## DATA FOR THIS TASK:

▬▬▬▬▬▬▬▬▬▬

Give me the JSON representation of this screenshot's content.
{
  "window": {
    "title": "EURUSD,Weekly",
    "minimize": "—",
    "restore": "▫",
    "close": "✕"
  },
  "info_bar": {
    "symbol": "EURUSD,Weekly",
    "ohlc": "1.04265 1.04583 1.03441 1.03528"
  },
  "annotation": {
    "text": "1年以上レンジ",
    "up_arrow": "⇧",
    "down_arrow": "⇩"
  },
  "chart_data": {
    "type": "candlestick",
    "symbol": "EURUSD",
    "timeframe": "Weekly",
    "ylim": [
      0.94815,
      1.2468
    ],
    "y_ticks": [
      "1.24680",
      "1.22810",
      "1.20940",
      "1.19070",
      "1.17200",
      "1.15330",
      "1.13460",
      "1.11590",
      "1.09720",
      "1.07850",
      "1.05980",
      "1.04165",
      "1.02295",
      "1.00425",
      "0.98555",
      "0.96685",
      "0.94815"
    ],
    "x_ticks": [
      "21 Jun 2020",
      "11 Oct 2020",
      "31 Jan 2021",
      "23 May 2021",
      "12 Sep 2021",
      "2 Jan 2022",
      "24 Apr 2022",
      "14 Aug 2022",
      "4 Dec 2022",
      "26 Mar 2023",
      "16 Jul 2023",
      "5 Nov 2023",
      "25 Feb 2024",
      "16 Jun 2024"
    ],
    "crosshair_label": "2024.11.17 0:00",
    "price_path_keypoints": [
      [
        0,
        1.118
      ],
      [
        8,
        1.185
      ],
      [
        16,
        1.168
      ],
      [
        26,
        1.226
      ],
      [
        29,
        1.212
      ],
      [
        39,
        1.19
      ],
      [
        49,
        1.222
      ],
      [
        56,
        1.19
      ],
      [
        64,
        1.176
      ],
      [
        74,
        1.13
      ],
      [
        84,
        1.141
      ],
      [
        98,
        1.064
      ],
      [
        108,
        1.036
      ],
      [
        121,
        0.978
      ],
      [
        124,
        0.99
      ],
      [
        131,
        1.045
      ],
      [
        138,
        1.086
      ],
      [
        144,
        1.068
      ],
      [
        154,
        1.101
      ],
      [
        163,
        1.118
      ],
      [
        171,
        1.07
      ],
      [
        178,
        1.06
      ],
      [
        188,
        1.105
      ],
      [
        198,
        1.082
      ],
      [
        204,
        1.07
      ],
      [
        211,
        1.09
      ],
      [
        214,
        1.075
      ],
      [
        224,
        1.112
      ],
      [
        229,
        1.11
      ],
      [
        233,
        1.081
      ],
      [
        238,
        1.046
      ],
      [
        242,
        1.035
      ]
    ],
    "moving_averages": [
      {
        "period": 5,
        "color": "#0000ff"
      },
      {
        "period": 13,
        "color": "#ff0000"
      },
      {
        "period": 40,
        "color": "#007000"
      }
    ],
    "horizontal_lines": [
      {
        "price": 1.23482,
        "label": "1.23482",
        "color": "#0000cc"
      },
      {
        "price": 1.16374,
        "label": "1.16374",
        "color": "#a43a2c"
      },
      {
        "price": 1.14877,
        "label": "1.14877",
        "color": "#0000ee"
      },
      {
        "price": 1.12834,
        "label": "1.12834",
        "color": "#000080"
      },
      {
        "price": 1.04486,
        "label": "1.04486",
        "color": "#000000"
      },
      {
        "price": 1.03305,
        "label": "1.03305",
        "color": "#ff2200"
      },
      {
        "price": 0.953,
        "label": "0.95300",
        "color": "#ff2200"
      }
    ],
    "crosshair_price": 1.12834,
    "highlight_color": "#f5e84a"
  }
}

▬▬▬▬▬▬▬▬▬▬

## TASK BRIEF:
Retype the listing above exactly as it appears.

## WRITTEN REPLY:
Give me the JSON representation of this screenshot's content.
{
  "window": {
    "title": "EURUSD,Weekly",
    "minimize": "—",
    "restore": "▫",
    "close": "✕"
  },
  "info_bar": {
    "symbol": "EURUSD,Weekly",
    "ohlc": "1.04265 1.04583 1.03441 1.03528"
  },
  "annotation": {
    "text": "1年以上レンジ",
    "up_arrow": "⇧",
    "down_arrow": "⇩"
  },
  "chart_data": {
    "type": "candlestick",
    "symbol": "EURUSD",
    "timeframe": "Weekly",
    "ylim": [
      0.94815,
      1.2468
    ],
    "y_ticks": [
      "1.24680",
      "1.22810",
      "1.20940",
      "1.19070",
      "1.17200",
      "1.15330",
      "1.13460",
      "1.11590",
      "1.09720",
      "1.07850",
      "1.05980",
      "1.04165",
      "1.02295",
      "1.00425",
      "0.98555",
      "0.96685",
      "0.94815"
    ],
    "x_ticks": [
      "21 Jun 2020",
      "11 Oct 2020",
      "31 Jan 2021",
      "23 May 2021",
      "12 Sep 2021",
      "2 Jan 2022",
      "24 Apr 2022",
      "14 Aug 2022",
      "4 Dec 2022",
      "26 Mar 2023",
      "16 Jul 2023",
      "5 Nov 2023",
      "25 Feb 2024",
      "16 Jun 2024"
    ],
    "crosshair_label": "2024.11.17 0:00",
    "price_path_keypoints": [
      [
        0,
        1.118
      ],
      [
        8,
        1.185
      ],
      [
        16,
        1.168
      ],
      [
        26,
        1.226
      ],
      [
        29,
        1.212
      ],
      [
        39,
        1.19
      ],
      [
        49,
        1.222
      ],
      [
        56,
        1.19
      ],
      [
        64,
        1.176
      ],
      [
        74,
        1.13
      ],
      [
        84,
        1.141
      ],
      [
        98,
        1.064
      ],
      [
        108,
        1.036
      ],
      [
        121,
        0.978
      ],
      [
        124,
        0.99
      ],
      [
        131,
        1.045
      ],
      [
        138,
        1.086
      ],
      [
        144,
        1.068
      ],
      [
        154,
        1.101
      ],
      [
        163,
        1.118
      ],
      [
        171,
        1.07
      ],
      [
        178,
        1.06
      ],
      [
        188,
        1.105
      ],
      [
        198,
        1.082
      ],
      [
        204,
        1.07
      ],
      [
        211,
        1.09
      ],
      [
        214,
        1.075
      ],
      [
        224,
        1.112
      ],
      [
        229,
        1.11
      ],
      [
        233,
        1.081
      ],
      [
        238,
        1.046
      ],
      [
        242,
        1.035
      ]
    ],
    "moving_averages": [
      {
        "period": 5,
        "color": "#0000ff"
      },
      {
        "period": 13,
        "color": "#ff0000"
      },
      {
        "period": 40,
        "color": "#007000"
      }
    ],
    "horizontal_lines": [
      {
        "price": 1.23482,
        "label": "1.23482",
        "color": "#0000cc"
      },
      {
        "price": 1.16374,
        "label": "1.16374",
        "color": "#a43a2c"
      },
      {
        "price": 1.14877,
        "label": "1.14877",
        "color": "#0000ee"
      },
      {
        "price": 1.12834,
        "label": "1.12834",
        "color": "#000080"
      },
      {
        "price": 1.04486,
        "label": "1.04486",
        "color": "#000000"
      },
      {
        "price": 1.03305,
        "label": "1.03305",
        "color": "#ff2200"
      },
      {
        "price": 0.953,
        "label": "0.95300",
        "color": "#ff2200"
      }
    ],
    "crosshair_price": 1.12834,
    "highlight_color": "#f5e84a"
  }
}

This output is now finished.